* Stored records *
=-=-=

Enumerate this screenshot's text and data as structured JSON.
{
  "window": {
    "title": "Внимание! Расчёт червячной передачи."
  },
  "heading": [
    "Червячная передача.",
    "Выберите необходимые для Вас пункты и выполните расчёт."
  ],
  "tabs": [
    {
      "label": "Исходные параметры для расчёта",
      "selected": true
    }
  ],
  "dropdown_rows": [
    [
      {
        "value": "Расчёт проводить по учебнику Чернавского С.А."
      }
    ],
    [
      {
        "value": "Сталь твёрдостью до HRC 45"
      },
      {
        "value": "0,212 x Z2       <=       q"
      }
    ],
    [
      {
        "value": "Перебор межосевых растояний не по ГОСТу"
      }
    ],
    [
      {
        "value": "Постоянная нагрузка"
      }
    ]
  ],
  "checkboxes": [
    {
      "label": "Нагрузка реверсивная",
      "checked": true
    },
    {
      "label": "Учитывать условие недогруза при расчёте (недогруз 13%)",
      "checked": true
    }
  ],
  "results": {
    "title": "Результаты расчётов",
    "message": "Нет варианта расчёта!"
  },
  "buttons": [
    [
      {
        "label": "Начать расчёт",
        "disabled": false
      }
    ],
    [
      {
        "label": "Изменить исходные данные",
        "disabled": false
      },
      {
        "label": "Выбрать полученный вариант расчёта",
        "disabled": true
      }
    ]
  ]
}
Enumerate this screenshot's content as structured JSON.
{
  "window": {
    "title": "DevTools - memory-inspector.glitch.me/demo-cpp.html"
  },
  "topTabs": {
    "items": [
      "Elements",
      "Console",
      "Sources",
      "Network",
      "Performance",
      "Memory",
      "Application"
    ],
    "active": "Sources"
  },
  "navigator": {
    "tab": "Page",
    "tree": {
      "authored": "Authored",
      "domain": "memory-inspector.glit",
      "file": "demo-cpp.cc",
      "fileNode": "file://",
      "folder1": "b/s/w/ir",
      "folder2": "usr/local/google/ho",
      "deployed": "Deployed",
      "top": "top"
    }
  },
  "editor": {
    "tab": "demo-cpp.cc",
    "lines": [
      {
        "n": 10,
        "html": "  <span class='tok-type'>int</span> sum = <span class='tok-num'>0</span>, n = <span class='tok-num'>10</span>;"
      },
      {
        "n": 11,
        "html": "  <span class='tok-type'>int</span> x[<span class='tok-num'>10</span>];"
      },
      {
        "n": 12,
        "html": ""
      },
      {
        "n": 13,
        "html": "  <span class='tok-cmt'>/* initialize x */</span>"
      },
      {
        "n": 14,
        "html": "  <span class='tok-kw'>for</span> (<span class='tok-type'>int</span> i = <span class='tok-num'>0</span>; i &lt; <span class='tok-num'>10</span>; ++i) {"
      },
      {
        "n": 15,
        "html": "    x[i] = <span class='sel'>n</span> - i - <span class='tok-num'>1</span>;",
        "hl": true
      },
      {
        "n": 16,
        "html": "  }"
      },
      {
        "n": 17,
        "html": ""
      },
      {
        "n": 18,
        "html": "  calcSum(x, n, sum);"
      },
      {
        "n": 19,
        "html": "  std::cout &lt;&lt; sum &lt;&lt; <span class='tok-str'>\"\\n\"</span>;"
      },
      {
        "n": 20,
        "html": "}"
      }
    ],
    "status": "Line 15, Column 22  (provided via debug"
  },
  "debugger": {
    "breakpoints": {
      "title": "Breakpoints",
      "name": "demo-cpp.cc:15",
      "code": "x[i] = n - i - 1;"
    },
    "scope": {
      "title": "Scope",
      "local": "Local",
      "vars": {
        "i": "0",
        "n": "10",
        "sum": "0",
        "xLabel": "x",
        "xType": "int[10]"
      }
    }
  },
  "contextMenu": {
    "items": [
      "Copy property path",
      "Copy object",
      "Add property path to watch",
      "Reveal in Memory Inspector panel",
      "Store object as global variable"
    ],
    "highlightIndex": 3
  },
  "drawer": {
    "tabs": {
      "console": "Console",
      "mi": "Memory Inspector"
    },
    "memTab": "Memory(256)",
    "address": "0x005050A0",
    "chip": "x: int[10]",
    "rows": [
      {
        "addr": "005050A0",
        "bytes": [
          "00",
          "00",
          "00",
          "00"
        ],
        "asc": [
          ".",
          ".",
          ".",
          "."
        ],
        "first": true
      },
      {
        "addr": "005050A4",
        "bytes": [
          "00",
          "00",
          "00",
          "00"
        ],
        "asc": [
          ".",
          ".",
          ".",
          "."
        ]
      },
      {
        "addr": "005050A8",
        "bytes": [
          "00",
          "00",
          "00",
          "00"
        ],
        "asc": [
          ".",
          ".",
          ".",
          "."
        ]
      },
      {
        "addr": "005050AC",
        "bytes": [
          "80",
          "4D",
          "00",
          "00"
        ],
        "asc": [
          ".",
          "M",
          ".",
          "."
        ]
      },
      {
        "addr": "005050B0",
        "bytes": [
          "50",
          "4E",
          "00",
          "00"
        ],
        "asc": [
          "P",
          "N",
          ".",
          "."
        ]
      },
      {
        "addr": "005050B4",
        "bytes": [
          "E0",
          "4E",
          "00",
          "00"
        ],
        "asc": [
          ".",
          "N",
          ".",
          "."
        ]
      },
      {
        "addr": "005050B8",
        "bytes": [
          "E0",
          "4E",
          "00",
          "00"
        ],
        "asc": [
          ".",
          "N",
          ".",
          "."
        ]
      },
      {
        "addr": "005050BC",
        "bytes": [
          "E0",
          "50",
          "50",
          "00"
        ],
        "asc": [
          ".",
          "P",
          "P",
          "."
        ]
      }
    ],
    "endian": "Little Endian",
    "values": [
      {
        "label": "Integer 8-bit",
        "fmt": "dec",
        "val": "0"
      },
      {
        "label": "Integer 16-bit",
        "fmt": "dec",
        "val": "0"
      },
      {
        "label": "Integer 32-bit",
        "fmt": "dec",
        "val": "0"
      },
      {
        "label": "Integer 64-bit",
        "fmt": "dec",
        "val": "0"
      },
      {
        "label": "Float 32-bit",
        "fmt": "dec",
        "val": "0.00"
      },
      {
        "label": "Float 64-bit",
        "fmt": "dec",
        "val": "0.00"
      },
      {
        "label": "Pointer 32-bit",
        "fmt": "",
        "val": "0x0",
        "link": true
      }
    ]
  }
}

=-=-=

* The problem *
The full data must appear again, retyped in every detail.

* Completed exercise *
Enumerate this screenshot's text and data as structured JSON.
{
  "window": {
    "title": "Внимание! Расчёт червячной передачи."
  },
  "heading": [
    "Червячная передача.",
    "Выберите необходимые для Вас пункты и выполните расчёт."
  ],
  "tabs": [
    {
      "label": "Исходные параметры для расчёта",
      "selected": true
    }
  ],
  "dropdown_rows": [
    [
      {
        "value": "Расчёт проводить по учебнику Чернавского С.А."
      }
    ],
    [
      {
        "value": "Сталь твёрдостью до HRC 45"
      },
      {
        "value": "0,212 x Z2       <=       q"
      }
    ],
    [
      {
        "value": "Перебор межосевых растояний не по ГОСТу"
      }
    ],
    [
      {
        "value": "Постоянная нагрузка"
      }
    ]
  ],
  "checkboxes": [
    {
      "label": "Нагрузка реверсивная",
      "checked": true
    },
    {
      "label": "Учитывать условие недогруза при расчёте (недогруз 13%)",
      "checked": true
    }
  ],
  "results": {
    "title": "Результаты расчётов",
    "message": "Нет варианта расчёта!"
  },
  "buttons": [
    [
      {
        "label": "Начать расчёт",
        "disabled": false
      }
    ],
    [
      {
        "label": "Изменить исходные данные",
        "disabled": false
      },
      {
        "label": "Выбрать полученный вариант расчёта",
        "disabled": true
      }
    ]
  ]
}
Enumerate this screenshot's content as structured JSON.
{
  "window": {
    "title": "DevTools - memory-inspector.glitch.me/demo-cpp.html"
  },
  "topTabs": {
    "items": [
      "Elements",
      "Console",
      "Sources",
      "Network",
      "Performance",
      "Memory",
      "Application"
    ],
    "active": "Sources"
  },
  "navigator": {
    "tab": "Page",
    "tree": {
      "authored": "Authored",
      "domain": "memory-inspector.glit",
      "file": "demo-cpp.cc",
      "fileNode": "file://",
      "folder1": "b/s/w/ir",
      "folder2": "usr/local/google/ho",
      "deployed": "Deployed",
      "top": "top"
    }
  },
  "editor": {
    "tab": "demo-cpp.cc",
    "lines": [
      {
        "n": 10,
        "html": "  <span class='tok-type'>int</span> sum = <span class='tok-num'>0</span>, n = <span class='tok-num'>10</span>;"
      },
      {
        "n": 11,
        "html": "  <span class='tok-type'>int</span> x[<span class='tok-num'>10</span>];"
      },
      {
        "n": 12,
        "html": ""
      },
      {
        "n": 13,
        "html": "  <span class='tok-cmt'>/* initialize x */</span>"
      },
      {
        "n": 14,
        "html": "  <span class='tok-kw'>for</span> (<span class='tok-type'>int</span> i = <span class='tok-num'>0</span>; i &lt; <span class='tok-num'>10</span>; ++i) {"
      },
      {
        "n": 15,
        "html": "    x[i] = <span class='sel'>n</span> - i - <span class='tok-num'>1</span>;",
        "hl": true
      },
      {
        "n": 16,
        "html": "  }"
      },
      {
        "n": 17,
        "html": ""
      },
      {
        "n": 18,
        "html": "  calcSum(x, n, sum);"
      },
      {
        "n": 19,
        "html": "  std::cout &lt;&lt; sum &lt;&lt; <span class='tok-str'>\"\\n\"</span>;"
      },
      {
        "n": 20,
        "html": "}"
      }
    ],
    "status": "Line 15, Column 22  (provided via debug"
  },
  "debugger": {
    "breakpoints": {
      "title": "Breakpoints",
      "name": "demo-cpp.cc:15",
      "code": "x[i] = n - i - 1;"
    },
    "scope": {
      "title": "Scope",
      "local": "Local",
      "vars": {
        "i": "0",
        "n": "10",
        "sum": "0",
        "xLabel": "x",
        "xType": "int[10]"
      }
    }
  },
  "contextMenu": {
    "items": [
      "Copy property path",
      "Copy object",
      "Add property path to watch",
      "Reveal in Memory Inspector panel",
      "Store object as global variable"
    ],
    "highlightIndex": 3
  },
  "drawer": {
    "tabs": {
      "console": "Console",
      "mi": "Memory Inspector"
    },
    "memTab": "Memory(256)",
    "address": "0x005050A0",
    "chip": "x: int[10]",
    "rows": [
      {
        "addr": "005050A0",
        "bytes": [
          "00",
          "00",
          "00",
          "00"
        ],
        "asc": [
          ".",
          ".",
          ".",
          "."
        ],
        "first": true
      },
      {
        "addr": "005050A4",
        "bytes": [
          "00",
          "00",
          "00",
          "00"
        ],
        "asc": [
          ".",
          ".",
          ".",
          "."
        ]
      },
      {
        "addr": "005050A8",
        "bytes": [
          "00",
          "00",
          "00",
          "00"
        ],
        "asc": [
          ".",
          ".",
          ".",
          "."
        ]
      },
      {
        "addr": "005050AC",
        "bytes": [
          "80",
          "4D",
          "00",
          "00"
        ],
        "asc": [
          ".",
          "M",
          ".",
          "."
        ]
      },
      {
        "addr": "005050B0",
        "bytes": [
          "50",
          "4E",
          "00",
          "00"
        ],
        "asc": [
          "P",
          "N",
          ".",
          "."
        ]
      },
      {
        "addr": "005050B4",
        "bytes": [
          "E0",
          "4E",
          "00",
          "00"
        ],
        "asc": [
          ".",
          "N",
          ".",
          "."
        ]
      },
      {
        "addr": "005050B8",
        "bytes": [
          "E0",
          "4E",
          "00",
          "00"
        ],
        "asc": [
          ".",
          "N",
          ".",
          "."
        ]
      },
      {
        "addr": "005050BC",
        "bytes": [
          "E0",
          "50",
          "50",
          "00"
        ],
        "asc": [
          ".",
          "P",
          "P",
          "."
        ]
      }
    ],
    "endian": "Little Endian",
    "values": [
      {
        "label": "Integer 8-bit",
        "fmt": "dec",
        "val": "0"
      },
      {
        "label": "Integer 16-bit",
        "fmt": "dec",
        "val": "0"
      },
      {
        "label": "Integer 32-bit",
        "fmt": "dec",
        "val": "0"
      },
      {
        "label": "Integer 64-bit",
        "fmt": "dec",
        "val": "0"
      },
      {
        "label": "Float 32-bit",
        "fmt": "dec",
        "val": "0.00"
      },
      {
        "label": "Float 64-bit",
        "fmt": "dec",
        "val": "0.00"
      },
      {
        "label": "Pointer 32-bit",
        "fmt": "",
        "val": "0x0",
        "link": true
      }
    ]
  }
}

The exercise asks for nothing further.